- who live where there is a shortage of health care professionals or where drug supply chains break down;
- who are inhibited by stigma from seeking treatment;
- or who could not afford our medicines even if they were otherwise available to them.
Of course, our member companies have many programs and partnerships – and collectively spend billions of dollars – to provide medicines to the underserved around the world. But we have a long way to go to be a trusted and welcomed solution partner with governments, NGOs and others in developing and implementing systemic reforms that will enable much broader access to quality health care.
IFPMA is well positioned to take a leadership role in the area of sustainable health care systems - and we must seize the opportunity!
So we must recommit ourselves to the broad public, private, and civil collaborations that have proven to be the most efficient and effective way of tackling these problems. We have a long track record of working to address unmet medical needs through partnerships – whether in R&D, capacity building, training, or technology transfer.
Tapping into the expertise and contributions of the global health community – nurses, doctors, governments, foundations, NGOs, academic institutions, and industry – has dramatically increased access to quality care and medicines, reaching the farthest corners of the world with life-saving treatment and care.
Now, we’re focusing more attention on addressing the growing burden of non-communicable diseases in low- and middle-income countries I talked about earlier.
For example, of some 3,000 compounds in industry pipelines to treat a range of debilitating diseases, about half target NCDs. Many efforts are focused on providing patients with treatments that are more effective and convenient to use – all with the goal of improving chances of healthier lives.
IFPMA members are also actively engaged in more than 200 partnerships aimed at addressing these diseases – providing support, education, training, awareness, screening, capacity building, and access to communities in need.
I’m proud that Lilly last year began a $30 million, five-year NCD Partnership designed to research new and comprehensive approaches to treat NCDs in Brazil, India, Mexico and South Africa.
This is just one of many examples of how IFPMA and its member organizations are making a difference to people around the world. We should be proud of the tremendous progress we’ve seen. I encourage all of us to keep up our efforts.
Several months ago, a Lilly colleague sent out an email telling her Lilly teammates that she had been diagnosed with acute myelogenous leukemia.
She said not to worry about her, but she did have a request. She wrote:
“Here is what I want from you: in addition to going home and appreciating your family and loved ones more than ever, I want you to do your jobs.”

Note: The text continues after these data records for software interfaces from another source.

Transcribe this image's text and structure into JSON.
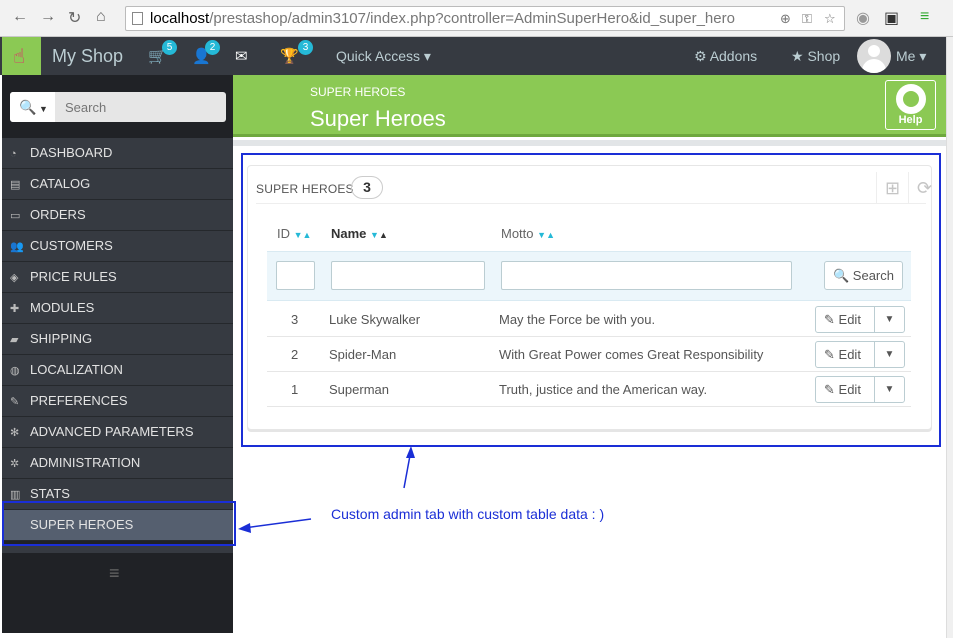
{
  "browser": {
    "url_host": "localhost",
    "url_path": "/prestashop/admin3107/index.php?controller=AdminSuperHero&id_super_hero"
  },
  "header": {
    "shop_name": "My Shop",
    "orders_badge": "5",
    "customers_badge": "2",
    "trophy_badge": "3",
    "quick_access": "Quick Access",
    "addons": "Addons",
    "shop": "Shop",
    "me": "Me"
  },
  "sidebar": {
    "search_placeholder": "Search",
    "items": [
      {
        "label": "DASHBOARD",
        "icon": "dashboard-icon"
      },
      {
        "label": "CATALOG",
        "icon": "book-icon"
      },
      {
        "label": "ORDERS",
        "icon": "credit-card-icon"
      },
      {
        "label": "CUSTOMERS",
        "icon": "users-icon"
      },
      {
        "label": "PRICE RULES",
        "icon": "tags-icon"
      },
      {
        "label": "MODULES",
        "icon": "puzzle-icon"
      },
      {
        "label": "SHIPPING",
        "icon": "truck-icon"
      },
      {
        "label": "LOCALIZATION",
        "icon": "globe-icon"
      },
      {
        "label": "PREFERENCES",
        "icon": "wrench-icon"
      },
      {
        "label": "ADVANCED PARAMETERS",
        "icon": "cogs-icon"
      },
      {
        "label": "ADMINISTRATION",
        "icon": "cog-icon"
      },
      {
        "label": "STATS",
        "icon": "bar-chart-icon"
      },
      {
        "label": "SUPER HEROES",
        "icon": ""
      }
    ]
  },
  "page": {
    "breadcrumb": "SUPER HEROES",
    "title": "Super Heroes",
    "help": "Help"
  },
  "panel": {
    "title": "SUPER HEROES",
    "count": "3",
    "columns": {
      "id": "ID",
      "name": "Name",
      "motto": "Motto"
    },
    "search_button": "Search",
    "edit_label": "Edit",
    "rows": [
      {
        "id": "3",
        "name": "Luke Skywalker",
        "motto": "May the Force be with you."
      },
      {
        "id": "2",
        "name": "Spider-Man",
        "motto": "With Great Power comes Great Responsibility"
      },
      {
        "id": "1",
        "name": "Superman",
        "motto": "Truth, justice and the American way."
      }
    ]
  },
  "annotation": {
    "text": "Custom admin tab with custom table data : )",
    "color": "#1a2ed6"
  },
  "colors": {
    "accent_green": "#8bc954",
    "header_dark": "#363a41",
    "sidebar_dark": "#202226",
    "badge_blue": "#25b9d7"
  }
}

I can think of no better tribute to our colleague than for all of us to “do our jobs” –
- to stand united in championing the importance of medical innovation and to stand up for the policies that foster innovation;

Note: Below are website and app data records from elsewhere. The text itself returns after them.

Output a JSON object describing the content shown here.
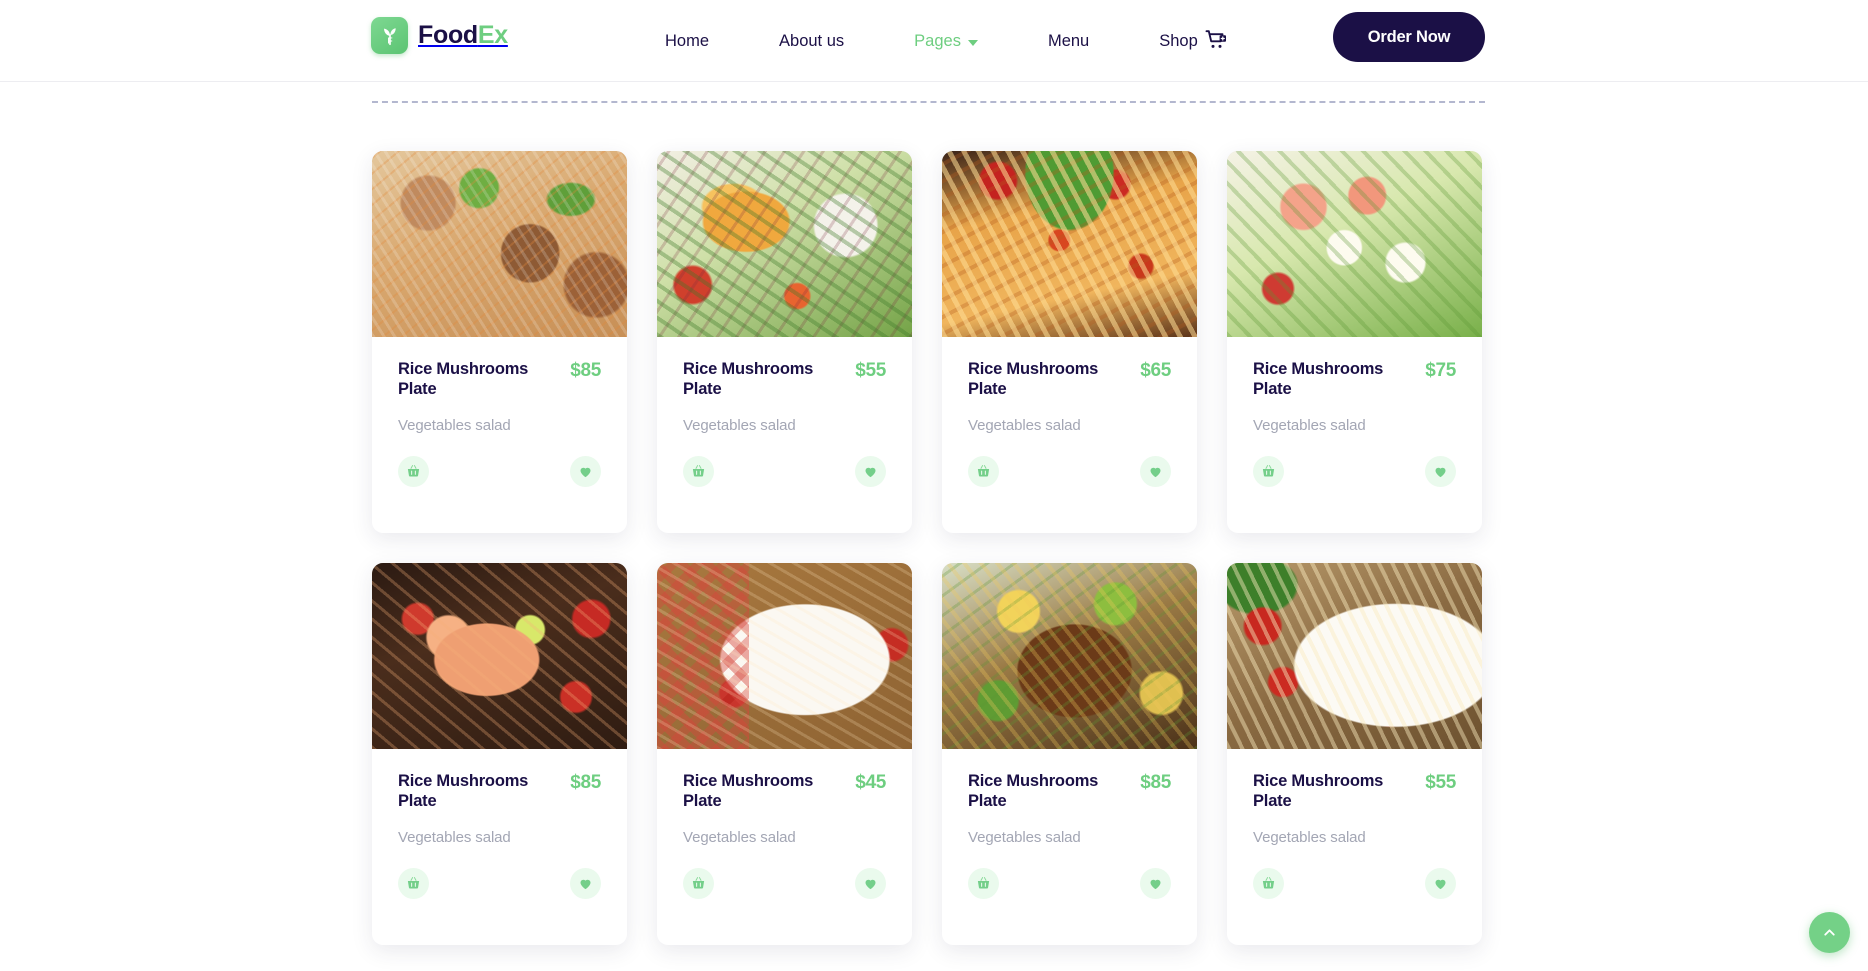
{
  "brand": {
    "name_part1": "Food",
    "name_part2": "Ex",
    "logo_icon": "leaf-sprout-icon",
    "logo_color": "#6ece80"
  },
  "nav": {
    "items": [
      {
        "label": "Home",
        "active": false,
        "has_dropdown": false
      },
      {
        "label": "About us",
        "active": false,
        "has_dropdown": false
      },
      {
        "label": "Pages",
        "active": true,
        "has_dropdown": true
      },
      {
        "label": "Menu",
        "active": false,
        "has_dropdown": false
      },
      {
        "label": "Shop",
        "active": false,
        "has_dropdown": false
      }
    ],
    "cart_icon": "shopping-cart-add-icon",
    "order_button_label": "Order Now",
    "active_color": "#6ece80",
    "text_color": "#1b1046"
  },
  "products": [
    {
      "title": "Rice Mushrooms Plate",
      "price": "$85",
      "subtitle": "Vegetables salad",
      "image_alt": "rice-with-beef-and-herbs",
      "cart_icon": "basket-icon",
      "fav_icon": "heart-icon"
    },
    {
      "title": "Rice Mushrooms Plate",
      "price": "$55",
      "subtitle": "Vegetables salad",
      "image_alt": "grilled-salmon-with-salad",
      "cart_icon": "basket-icon",
      "fav_icon": "heart-icon"
    },
    {
      "title": "Rice Mushrooms Plate",
      "price": "$65",
      "subtitle": "Vegetables salad",
      "image_alt": "penne-pasta-with-tomatoes",
      "cart_icon": "basket-icon",
      "fav_icon": "heart-icon"
    },
    {
      "title": "Rice Mushrooms Plate",
      "price": "$75",
      "subtitle": "Vegetables salad",
      "image_alt": "shrimp-and-egg-salad",
      "cart_icon": "basket-icon",
      "fav_icon": "heart-icon"
    },
    {
      "title": "Rice Mushrooms Plate",
      "price": "$85",
      "subtitle": "Vegetables salad",
      "image_alt": "shrimp-seafood-bowl",
      "cart_icon": "basket-icon",
      "fav_icon": "heart-icon"
    },
    {
      "title": "Rice Mushrooms Plate",
      "price": "$45",
      "subtitle": "Vegetables salad",
      "image_alt": "glazed-chicken-wings",
      "cart_icon": "basket-icon",
      "fav_icon": "heart-icon"
    },
    {
      "title": "Rice Mushrooms Plate",
      "price": "$85",
      "subtitle": "Vegetables salad",
      "image_alt": "roasted-chicken-with-herbs",
      "cart_icon": "basket-icon",
      "fav_icon": "heart-icon"
    },
    {
      "title": "Rice Mushrooms Plate",
      "price": "$55",
      "subtitle": "Vegetables salad",
      "image_alt": "meatball-penne-pasta",
      "cart_icon": "basket-icon",
      "fav_icon": "heart-icon"
    }
  ],
  "scroll_top": {
    "icon": "chevron-up-icon",
    "color": "#74d187"
  },
  "theme": {
    "accent_green": "#6ece80",
    "dark_navy": "#1b1046",
    "muted_text": "#a3a6b4",
    "card_bg": "#ffffff",
    "icon_circle_bg": "#eafaed"
  }
}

- to continue to build trust in the IFPMA and its member institutions and the good work that we do by earning that trust; and
- to continue the effective collaborations that offer the best hope for addressing diseases that rob too many people of years and productive lives.
I appreciate so much the honor – and it is an honor and a privilege – of representing a group of people who devote their lives to alleviating suffering, inspiring hope, and providing additional years of precious life to millions of people around the world.
I promise to do my best to help ensure that IFPMA remains a valued strategic partner in our collective efforts to improve global health.
Thank you ever so much.